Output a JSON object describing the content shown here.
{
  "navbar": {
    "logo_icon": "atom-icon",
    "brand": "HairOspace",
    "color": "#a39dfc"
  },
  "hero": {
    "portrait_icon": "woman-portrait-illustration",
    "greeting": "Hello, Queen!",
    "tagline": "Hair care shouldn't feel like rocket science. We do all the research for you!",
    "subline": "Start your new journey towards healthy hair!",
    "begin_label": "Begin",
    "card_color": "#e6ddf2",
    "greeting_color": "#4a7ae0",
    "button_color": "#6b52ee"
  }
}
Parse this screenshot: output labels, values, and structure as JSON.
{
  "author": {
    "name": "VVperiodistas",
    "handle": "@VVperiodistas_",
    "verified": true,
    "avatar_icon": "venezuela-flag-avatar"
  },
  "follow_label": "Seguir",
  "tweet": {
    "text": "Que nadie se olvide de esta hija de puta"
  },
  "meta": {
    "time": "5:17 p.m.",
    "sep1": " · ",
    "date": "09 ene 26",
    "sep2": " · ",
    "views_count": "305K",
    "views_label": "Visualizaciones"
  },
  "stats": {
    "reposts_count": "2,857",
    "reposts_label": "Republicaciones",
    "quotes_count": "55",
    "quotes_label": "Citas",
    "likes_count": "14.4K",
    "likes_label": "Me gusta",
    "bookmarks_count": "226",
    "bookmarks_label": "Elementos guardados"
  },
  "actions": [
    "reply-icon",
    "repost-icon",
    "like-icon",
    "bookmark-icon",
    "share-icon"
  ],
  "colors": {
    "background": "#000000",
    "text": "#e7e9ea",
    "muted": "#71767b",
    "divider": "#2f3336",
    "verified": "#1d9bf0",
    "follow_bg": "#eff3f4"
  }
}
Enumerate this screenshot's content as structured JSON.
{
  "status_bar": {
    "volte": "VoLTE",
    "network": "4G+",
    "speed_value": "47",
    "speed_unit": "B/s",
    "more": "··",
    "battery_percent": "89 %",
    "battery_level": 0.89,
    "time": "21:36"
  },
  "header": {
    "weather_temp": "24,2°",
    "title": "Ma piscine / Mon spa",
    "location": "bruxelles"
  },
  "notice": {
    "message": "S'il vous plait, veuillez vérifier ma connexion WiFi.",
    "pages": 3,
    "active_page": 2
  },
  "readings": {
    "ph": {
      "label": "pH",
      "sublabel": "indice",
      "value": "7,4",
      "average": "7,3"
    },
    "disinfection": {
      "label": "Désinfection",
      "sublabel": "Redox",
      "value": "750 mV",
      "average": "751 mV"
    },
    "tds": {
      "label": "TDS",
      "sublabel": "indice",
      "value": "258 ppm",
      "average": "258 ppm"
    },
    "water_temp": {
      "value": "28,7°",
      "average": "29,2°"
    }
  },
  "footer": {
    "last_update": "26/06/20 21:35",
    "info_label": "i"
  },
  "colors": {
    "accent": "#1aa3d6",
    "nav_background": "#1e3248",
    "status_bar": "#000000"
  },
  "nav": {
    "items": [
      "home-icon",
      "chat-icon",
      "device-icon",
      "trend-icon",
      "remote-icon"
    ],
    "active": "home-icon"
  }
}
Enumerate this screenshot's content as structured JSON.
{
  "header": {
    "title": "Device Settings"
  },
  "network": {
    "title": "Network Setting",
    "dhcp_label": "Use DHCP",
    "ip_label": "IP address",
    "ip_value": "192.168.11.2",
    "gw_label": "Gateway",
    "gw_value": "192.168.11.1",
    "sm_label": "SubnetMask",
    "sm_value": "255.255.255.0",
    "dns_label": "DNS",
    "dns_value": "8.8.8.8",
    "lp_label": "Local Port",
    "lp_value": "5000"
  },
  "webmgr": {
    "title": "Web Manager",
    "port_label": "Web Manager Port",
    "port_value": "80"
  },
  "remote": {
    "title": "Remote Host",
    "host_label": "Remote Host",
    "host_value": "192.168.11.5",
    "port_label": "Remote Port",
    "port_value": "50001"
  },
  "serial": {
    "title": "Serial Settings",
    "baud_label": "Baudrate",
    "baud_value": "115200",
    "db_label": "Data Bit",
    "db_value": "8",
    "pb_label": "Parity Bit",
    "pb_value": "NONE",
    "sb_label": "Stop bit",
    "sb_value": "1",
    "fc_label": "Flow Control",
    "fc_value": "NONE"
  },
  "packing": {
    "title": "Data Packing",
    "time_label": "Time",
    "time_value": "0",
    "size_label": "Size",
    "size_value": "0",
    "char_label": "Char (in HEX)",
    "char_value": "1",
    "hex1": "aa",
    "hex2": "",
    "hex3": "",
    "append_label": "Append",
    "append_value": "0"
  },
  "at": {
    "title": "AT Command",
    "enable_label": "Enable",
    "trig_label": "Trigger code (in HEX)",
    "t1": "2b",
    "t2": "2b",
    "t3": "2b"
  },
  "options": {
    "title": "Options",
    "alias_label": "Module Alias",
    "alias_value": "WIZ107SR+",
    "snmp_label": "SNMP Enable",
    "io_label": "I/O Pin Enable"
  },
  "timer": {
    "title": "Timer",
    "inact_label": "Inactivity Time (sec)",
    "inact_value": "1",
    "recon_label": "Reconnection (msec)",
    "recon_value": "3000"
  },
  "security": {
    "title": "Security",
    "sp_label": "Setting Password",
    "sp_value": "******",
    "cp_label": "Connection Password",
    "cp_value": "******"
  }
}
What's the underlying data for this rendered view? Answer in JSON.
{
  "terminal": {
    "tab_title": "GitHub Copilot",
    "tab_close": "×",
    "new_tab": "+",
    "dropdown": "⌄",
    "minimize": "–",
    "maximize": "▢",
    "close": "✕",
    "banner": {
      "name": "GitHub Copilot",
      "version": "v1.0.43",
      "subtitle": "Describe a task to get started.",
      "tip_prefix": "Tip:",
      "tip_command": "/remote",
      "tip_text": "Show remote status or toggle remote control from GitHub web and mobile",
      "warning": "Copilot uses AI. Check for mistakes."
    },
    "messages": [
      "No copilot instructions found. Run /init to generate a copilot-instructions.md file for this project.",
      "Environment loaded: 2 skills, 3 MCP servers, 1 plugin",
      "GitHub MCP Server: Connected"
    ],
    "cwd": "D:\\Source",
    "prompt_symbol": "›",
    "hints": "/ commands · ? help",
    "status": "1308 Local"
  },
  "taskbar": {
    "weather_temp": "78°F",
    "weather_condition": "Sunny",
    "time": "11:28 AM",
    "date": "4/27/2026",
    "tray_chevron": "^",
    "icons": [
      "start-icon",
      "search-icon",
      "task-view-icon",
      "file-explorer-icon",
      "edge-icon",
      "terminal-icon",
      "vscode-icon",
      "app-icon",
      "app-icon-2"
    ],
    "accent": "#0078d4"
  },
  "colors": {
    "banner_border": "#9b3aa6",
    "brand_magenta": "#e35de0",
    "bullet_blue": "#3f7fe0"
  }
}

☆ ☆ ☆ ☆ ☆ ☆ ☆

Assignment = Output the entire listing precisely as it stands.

Solution for this exercise =
Output a JSON object describing the content shown here.
{
  "navbar": {
    "logo_icon": "atom-icon",
    "brand": "HairOspace",
    "color": "#a39dfc"
  },
  "hero": {
    "portrait_icon": "woman-portrait-illustration",
    "greeting": "Hello, Queen!",
    "tagline": "Hair care shouldn't feel like rocket science. We do all the research for you!",
    "subline": "Start your new journey towards healthy hair!",
    "begin_label": "Begin",
    "card_color": "#e6ddf2",
    "greeting_color": "#4a7ae0",
    "button_color": "#6b52ee"
  }
}
Parse this screenshot: output labels, values, and structure as JSON.
{
  "author": {
    "name": "VVperiodistas",
    "handle": "@VVperiodistas_",
    "verified": true,
    "avatar_icon": "venezuela-flag-avatar"
  },
  "follow_label": "Seguir",
  "tweet": {
    "text": "Que nadie se olvide de esta hija de puta"
  },
  "meta": {
    "time": "5:17 p.m.",
    "sep1": " · ",
    "date": "09 ene 26",
    "sep2": " · ",
    "views_count": "305K",
    "views_label": "Visualizaciones"
  },
  "stats": {
    "reposts_count": "2,857",
    "reposts_label": "Republicaciones",
    "quotes_count": "55",
    "quotes_label": "Citas",
    "likes_count": "14.4K",
    "likes_label": "Me gusta",
    "bookmarks_count": "226",
    "bookmarks_label": "Elementos guardados"
  },
  "actions": [
    "reply-icon",
    "repost-icon",
    "like-icon",
    "bookmark-icon",
    "share-icon"
  ],
  "colors": {
    "background": "#000000",
    "text": "#e7e9ea",
    "muted": "#71767b",
    "divider": "#2f3336",
    "verified": "#1d9bf0",
    "follow_bg": "#eff3f4"
  }
}
Enumerate this screenshot's content as structured JSON.
{
  "status_bar": {
    "volte": "VoLTE",
    "network": "4G+",
    "speed_value": "47",
    "speed_unit": "B/s",
    "more": "··",
    "battery_percent": "89 %",
    "battery_level": 0.89,
    "time": "21:36"
  },
  "header": {
    "weather_temp": "24,2°",
    "title": "Ma piscine / Mon spa",
    "location": "bruxelles"
  },
  "notice": {
    "message": "S'il vous plait, veuillez vérifier ma connexion WiFi.",
    "pages": 3,
    "active_page": 2
  },
  "readings": {
    "ph": {
      "label": "pH",
      "sublabel": "indice",
      "value": "7,4",
      "average": "7,3"
    },
    "disinfection": {
      "label": "Désinfection",
      "sublabel": "Redox",
      "value": "750 mV",
      "average": "751 mV"
    },
    "tds": {
      "label": "TDS",
      "sublabel": "indice",
      "value": "258 ppm",
      "average": "258 ppm"
    },
    "water_temp": {
      "value": "28,7°",
      "average": "29,2°"
    }
  },
  "footer": {
    "last_update": "26/06/20 21:35",
    "info_label": "i"
  },
  "colors": {
    "accent": "#1aa3d6",
    "nav_background": "#1e3248",
    "status_bar": "#000000"
  },
  "nav": {
    "items": [
      "home-icon",
      "chat-icon",
      "device-icon",
      "trend-icon",
      "remote-icon"
    ],
    "active": "home-icon"
  }
}
Enumerate this screenshot's content as structured JSON.
{
  "header": {
    "title": "Device Settings"
  },
  "network": {
    "title": "Network Setting",
    "dhcp_label": "Use DHCP",
    "ip_label": "IP address",
    "ip_value": "192.168.11.2",
    "gw_label": "Gateway",
    "gw_value": "192.168.11.1",
    "sm_label": "SubnetMask",
    "sm_value": "255.255.255.0",
    "dns_label": "DNS",
    "dns_value": "8.8.8.8",
    "lp_label": "Local Port",
    "lp_value": "5000"
  },
  "webmgr": {
    "title": "Web Manager",
    "port_label": "Web Manager Port",
    "port_value": "80"
  },
  "remote": {
    "title": "Remote Host",
    "host_label": "Remote Host",
    "host_value": "192.168.11.5",
    "port_label": "Remote Port",
    "port_value": "50001"
  },
  "serial": {
    "title": "Serial Settings",
    "baud_label": "Baudrate",
    "baud_value": "115200",
    "db_label": "Data Bit",
    "db_value": "8",
    "pb_label": "Parity Bit",
    "pb_value": "NONE",
    "sb_label": "Stop bit",
    "sb_value": "1",
    "fc_label": "Flow Control",
    "fc_value": "NONE"
  },
  "packing": {
    "title": "Data Packing",
    "time_label": "Time",
    "time_value": "0",
    "size_label": "Size",
    "size_value": "0",
    "char_label": "Char (in HEX)",
    "char_value": "1",
    "hex1": "aa",
    "hex2": "",
    "hex3": "",
    "append_label": "Append",
    "append_value": "0"
  },
  "at": {
    "title": "AT Command",
    "enable_label": "Enable",
    "trig_label": "Trigger code (in HEX)",
    "t1": "2b",
    "t2": "2b",
    "t3": "2b"
  },
  "options": {
    "title": "Options",
    "alias_label": "Module Alias",
    "alias_value": "WIZ107SR+",
    "snmp_label": "SNMP Enable",
    "io_label": "I/O Pin Enable"
  },
  "timer": {
    "title": "Timer",
    "inact_label": "Inactivity Time (sec)",
    "inact_value": "1",
    "recon_label": "Reconnection (msec)",
    "recon_value": "3000"
  },
  "security": {
    "title": "Security",
    "sp_label": "Setting Password",
    "sp_value": "******",
    "cp_label": "Connection Password",
    "cp_value": "******"
  }
}
What's the underlying data for this rendered view? Answer in JSON.
{
  "terminal": {
    "tab_title": "GitHub Copilot",
    "tab_close": "×",
    "new_tab": "+",
    "dropdown": "⌄",
    "minimize": "–",
    "maximize": "▢",
    "close": "✕",
    "banner": {
      "name": "GitHub Copilot",
      "version": "v1.0.43",
      "subtitle": "Describe a task to get started.",
      "tip_prefix": "Tip:",
      "tip_command": "/remote",
      "tip_text": "Show remote status or toggle remote control from GitHub web and mobile",
      "warning": "Copilot uses AI. Check for mistakes."
    },
    "messages": [
      "No copilot instructions found. Run /init to generate a copilot-instructions.md file for this project.",
      "Environment loaded: 2 skills, 3 MCP servers, 1 plugin",
      "GitHub MCP Server: Connected"
    ],
    "cwd": "D:\\Source",
    "prompt_symbol": "›",
    "hints": "/ commands · ? help",
    "status": "1308 Local"
  },
  "taskbar": {
    "weather_temp": "78°F",
    "weather_condition": "Sunny",
    "time": "11:28 AM",
    "date": "4/27/2026",
    "tray_chevron": "^",
    "icons": [
      "start-icon",
      "search-icon",
      "task-view-icon",
      "file-explorer-icon",
      "edge-icon",
      "terminal-icon",
      "vscode-icon",
      "app-icon",
      "app-icon-2"
    ],
    "accent": "#0078d4"
  },
  "colors": {
    "banner_border": "#9b3aa6",
    "brand_magenta": "#e35de0",
    "bullet_blue": "#3f7fe0"
  }
}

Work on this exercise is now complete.